▸ **AIM OF THE TASK**
I need the records below retyped exactly.

THE RECORDS Start Marker

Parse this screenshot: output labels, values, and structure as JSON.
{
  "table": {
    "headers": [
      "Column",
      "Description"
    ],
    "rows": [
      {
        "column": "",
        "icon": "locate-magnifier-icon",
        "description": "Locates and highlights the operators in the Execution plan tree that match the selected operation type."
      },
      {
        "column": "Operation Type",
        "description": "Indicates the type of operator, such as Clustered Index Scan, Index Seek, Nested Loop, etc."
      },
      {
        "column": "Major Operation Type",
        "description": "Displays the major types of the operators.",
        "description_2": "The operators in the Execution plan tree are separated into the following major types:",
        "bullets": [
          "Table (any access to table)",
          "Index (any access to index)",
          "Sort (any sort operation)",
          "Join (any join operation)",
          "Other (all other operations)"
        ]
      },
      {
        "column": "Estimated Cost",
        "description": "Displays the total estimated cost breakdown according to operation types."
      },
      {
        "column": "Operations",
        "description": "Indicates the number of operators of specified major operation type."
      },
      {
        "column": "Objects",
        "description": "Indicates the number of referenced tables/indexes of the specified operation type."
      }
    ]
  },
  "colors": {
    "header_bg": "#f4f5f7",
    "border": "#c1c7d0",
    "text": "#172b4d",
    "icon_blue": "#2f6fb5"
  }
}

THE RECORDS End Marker

▸ **ANSWER SPACE**
Parse this screenshot: output labels, values, and structure as JSON.
{
  "table": {
    "headers": [
      "Column",
      "Description"
    ],
    "rows": [
      {
        "column": "",
        "icon": "locate-magnifier-icon",
        "description": "Locates and highlights the operators in the Execution plan tree that match the selected operation type."
      },
      {
        "column": "Operation Type",
        "description": "Indicates the type of operator, such as Clustered Index Scan, Index Seek, Nested Loop, etc."
      },
      {
        "column": "Major Operation Type",
        "description": "Displays the major types of the operators.",
        "description_2": "The operators in the Execution plan tree are separated into the following major types:",
        "bullets": [
          "Table (any access to table)",
          "Index (any access to index)",
          "Sort (any sort operation)",
          "Join (any join operation)",
          "Other (all other operations)"
        ]
      },
      {
        "column": "Estimated Cost",
        "description": "Displays the total estimated cost breakdown according to operation types."
      },
      {
        "column": "Operations",
        "description": "Indicates the number of operators of specified major operation type."
      },
      {
        "column": "Objects",
        "description": "Indicates the number of referenced tables/indexes of the specified operation type."
      }
    ]
  },
  "colors": {
    "header_bg": "#f4f5f7",
    "border": "#c1c7d0",
    "text": "#172b4d",
    "icon_blue": "#2f6fb5"
  }
}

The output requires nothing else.